### [Requirement]
Once the data has been read, return all of it precisely as written.

[Task material]

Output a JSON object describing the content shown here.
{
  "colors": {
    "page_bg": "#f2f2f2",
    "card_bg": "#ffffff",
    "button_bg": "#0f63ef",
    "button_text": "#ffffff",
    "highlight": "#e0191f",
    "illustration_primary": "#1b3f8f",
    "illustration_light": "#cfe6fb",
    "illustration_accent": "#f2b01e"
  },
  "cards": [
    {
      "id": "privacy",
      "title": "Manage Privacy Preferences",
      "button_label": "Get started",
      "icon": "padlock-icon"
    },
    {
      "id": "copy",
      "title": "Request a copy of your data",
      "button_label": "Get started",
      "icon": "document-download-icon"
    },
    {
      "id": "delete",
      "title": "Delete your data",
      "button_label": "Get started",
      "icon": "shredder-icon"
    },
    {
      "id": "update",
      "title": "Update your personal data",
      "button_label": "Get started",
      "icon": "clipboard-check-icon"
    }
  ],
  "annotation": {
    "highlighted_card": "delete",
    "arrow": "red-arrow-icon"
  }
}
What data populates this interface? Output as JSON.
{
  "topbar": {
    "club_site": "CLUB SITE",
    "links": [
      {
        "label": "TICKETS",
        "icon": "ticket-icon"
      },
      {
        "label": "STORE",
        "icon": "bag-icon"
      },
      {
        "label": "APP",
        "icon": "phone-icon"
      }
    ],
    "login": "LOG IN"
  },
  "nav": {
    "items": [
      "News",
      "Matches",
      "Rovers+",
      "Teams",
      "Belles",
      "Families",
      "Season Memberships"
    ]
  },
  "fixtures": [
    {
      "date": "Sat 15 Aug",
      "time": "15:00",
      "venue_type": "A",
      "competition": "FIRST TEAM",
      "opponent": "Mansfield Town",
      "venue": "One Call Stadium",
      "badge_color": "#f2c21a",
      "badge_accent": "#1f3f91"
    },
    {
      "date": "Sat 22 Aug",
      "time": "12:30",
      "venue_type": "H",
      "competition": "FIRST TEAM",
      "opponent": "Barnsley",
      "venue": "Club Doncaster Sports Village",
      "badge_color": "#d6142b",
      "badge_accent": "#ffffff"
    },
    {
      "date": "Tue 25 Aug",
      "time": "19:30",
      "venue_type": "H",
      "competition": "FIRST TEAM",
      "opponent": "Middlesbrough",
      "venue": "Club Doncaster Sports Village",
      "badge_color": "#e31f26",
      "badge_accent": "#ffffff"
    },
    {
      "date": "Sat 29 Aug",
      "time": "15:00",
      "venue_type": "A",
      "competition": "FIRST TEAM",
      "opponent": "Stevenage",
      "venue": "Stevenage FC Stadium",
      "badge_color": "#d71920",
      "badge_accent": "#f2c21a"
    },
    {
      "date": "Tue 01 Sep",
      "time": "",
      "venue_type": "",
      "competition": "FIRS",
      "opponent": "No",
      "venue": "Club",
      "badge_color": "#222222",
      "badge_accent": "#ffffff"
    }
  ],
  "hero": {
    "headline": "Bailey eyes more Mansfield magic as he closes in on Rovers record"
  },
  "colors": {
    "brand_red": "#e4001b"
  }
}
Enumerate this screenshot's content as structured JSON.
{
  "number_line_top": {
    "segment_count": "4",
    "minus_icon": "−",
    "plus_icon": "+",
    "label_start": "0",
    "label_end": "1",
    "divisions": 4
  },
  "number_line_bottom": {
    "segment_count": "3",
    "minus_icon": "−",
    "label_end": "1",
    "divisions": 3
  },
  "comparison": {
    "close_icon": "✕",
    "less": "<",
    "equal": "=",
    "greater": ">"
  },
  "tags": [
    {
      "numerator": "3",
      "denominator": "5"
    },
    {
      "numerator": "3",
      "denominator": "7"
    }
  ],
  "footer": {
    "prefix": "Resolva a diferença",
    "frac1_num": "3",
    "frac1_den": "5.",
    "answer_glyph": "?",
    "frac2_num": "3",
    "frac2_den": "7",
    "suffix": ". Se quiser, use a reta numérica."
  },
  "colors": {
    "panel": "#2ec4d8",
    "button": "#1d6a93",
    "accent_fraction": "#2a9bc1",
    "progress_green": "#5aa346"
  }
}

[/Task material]

### [Task response]
Output a JSON object describing the content shown here.
{
  "colors": {
    "page_bg": "#f2f2f2",
    "card_bg": "#ffffff",
    "button_bg": "#0f63ef",
    "button_text": "#ffffff",
    "highlight": "#e0191f",
    "illustration_primary": "#1b3f8f",
    "illustration_light": "#cfe6fb",
    "illustration_accent": "#f2b01e"
  },
  "cards": [
    {
      "id": "privacy",
      "title": "Manage Privacy Preferences",
      "button_label": "Get started",
      "icon": "padlock-icon"
    },
    {
      "id": "copy",
      "title": "Request a copy of your data",
      "button_label": "Get started",
      "icon": "document-download-icon"
    },
    {
      "id": "delete",
      "title": "Delete your data",
      "button_label": "Get started",
      "icon": "shredder-icon"
    },
    {
      "id": "update",
      "title": "Update your personal data",
      "button_label": "Get started",
      "icon": "clipboard-check-icon"
    }
  ],
  "annotation": {
    "highlighted_card": "delete",
    "arrow": "red-arrow-icon"
  }
}
What data populates this interface? Output as JSON.
{
  "topbar": {
    "club_site": "CLUB SITE",
    "links": [
      {
        "label": "TICKETS",
        "icon": "ticket-icon"
      },
      {
        "label": "STORE",
        "icon": "bag-icon"
      },
      {
        "label": "APP",
        "icon": "phone-icon"
      }
    ],
    "login": "LOG IN"
  },
  "nav": {
    "items": [
      "News",
      "Matches",
      "Rovers+",
      "Teams",
      "Belles",
      "Families",
      "Season Memberships"
    ]
  },
  "fixtures": [
    {
      "date": "Sat 15 Aug",
      "time": "15:00",
      "venue_type": "A",
      "competition": "FIRST TEAM",
      "opponent": "Mansfield Town",
      "venue": "One Call Stadium",
      "badge_color": "#f2c21a",
      "badge_accent": "#1f3f91"
    },
    {
      "date": "Sat 22 Aug",
      "time": "12:30",
      "venue_type": "H",
      "competition": "FIRST TEAM",
      "opponent": "Barnsley",
      "venue": "Club Doncaster Sports Village",
      "badge_color": "#d6142b",
      "badge_accent": "#ffffff"
    },
    {
      "date": "Tue 25 Aug",
      "time": "19:30",
      "venue_type": "H",
      "competition": "FIRST TEAM",
      "opponent": "Middlesbrough",
      "venue": "Club Doncaster Sports Village",
      "badge_color": "#e31f26",
      "badge_accent": "#ffffff"
    },
    {
      "date": "Sat 29 Aug",
      "time": "15:00",
      "venue_type": "A",
      "competition": "FIRST TEAM",
      "opponent": "Stevenage",
      "venue": "Stevenage FC Stadium",
      "badge_color": "#d71920",
      "badge_accent": "#f2c21a"
    },
    {
      "date": "Tue 01 Sep",
      "time": "",
      "venue_type": "",
      "competition": "FIRS",
      "opponent": "No",
      "venue": "Club",
      "badge_color": "#222222",
      "badge_accent": "#ffffff"
    }
  ],
  "hero": {
    "headline": "Bailey eyes more Mansfield magic as he closes in on Rovers record"
  },
  "colors": {
    "brand_red": "#e4001b"
  }
}
Enumerate this screenshot's content as structured JSON.
{
  "number_line_top": {
    "segment_count": "4",
    "minus_icon": "−",
    "plus_icon": "+",
    "label_start": "0",
    "label_end": "1",
    "divisions": 4
  },
  "number_line_bottom": {
    "segment_count": "3",
    "minus_icon": "−",
    "label_end": "1",
    "divisions": 3
  },
  "comparison": {
    "close_icon": "✕",
    "less": "<",
    "equal": "=",
    "greater": ">"
  },
  "tags": [
    {
      "numerator": "3",
      "denominator": "5"
    },
    {
      "numerator": "3",
      "denominator": "7"
    }
  ],
  "footer": {
    "prefix": "Resolva a diferença",
    "frac1_num": "3",
    "frac1_den": "5.",
    "answer_glyph": "?",
    "frac2_num": "3",
    "frac2_den": "7",
    "suffix": ". Se quiser, use a reta numérica."
  },
  "colors": {
    "panel": "#2ec4d8",
    "button": "#1d6a93",
    "accent_fraction": "#2a9bc1",
    "progress_green": "#5aa346"
  }
}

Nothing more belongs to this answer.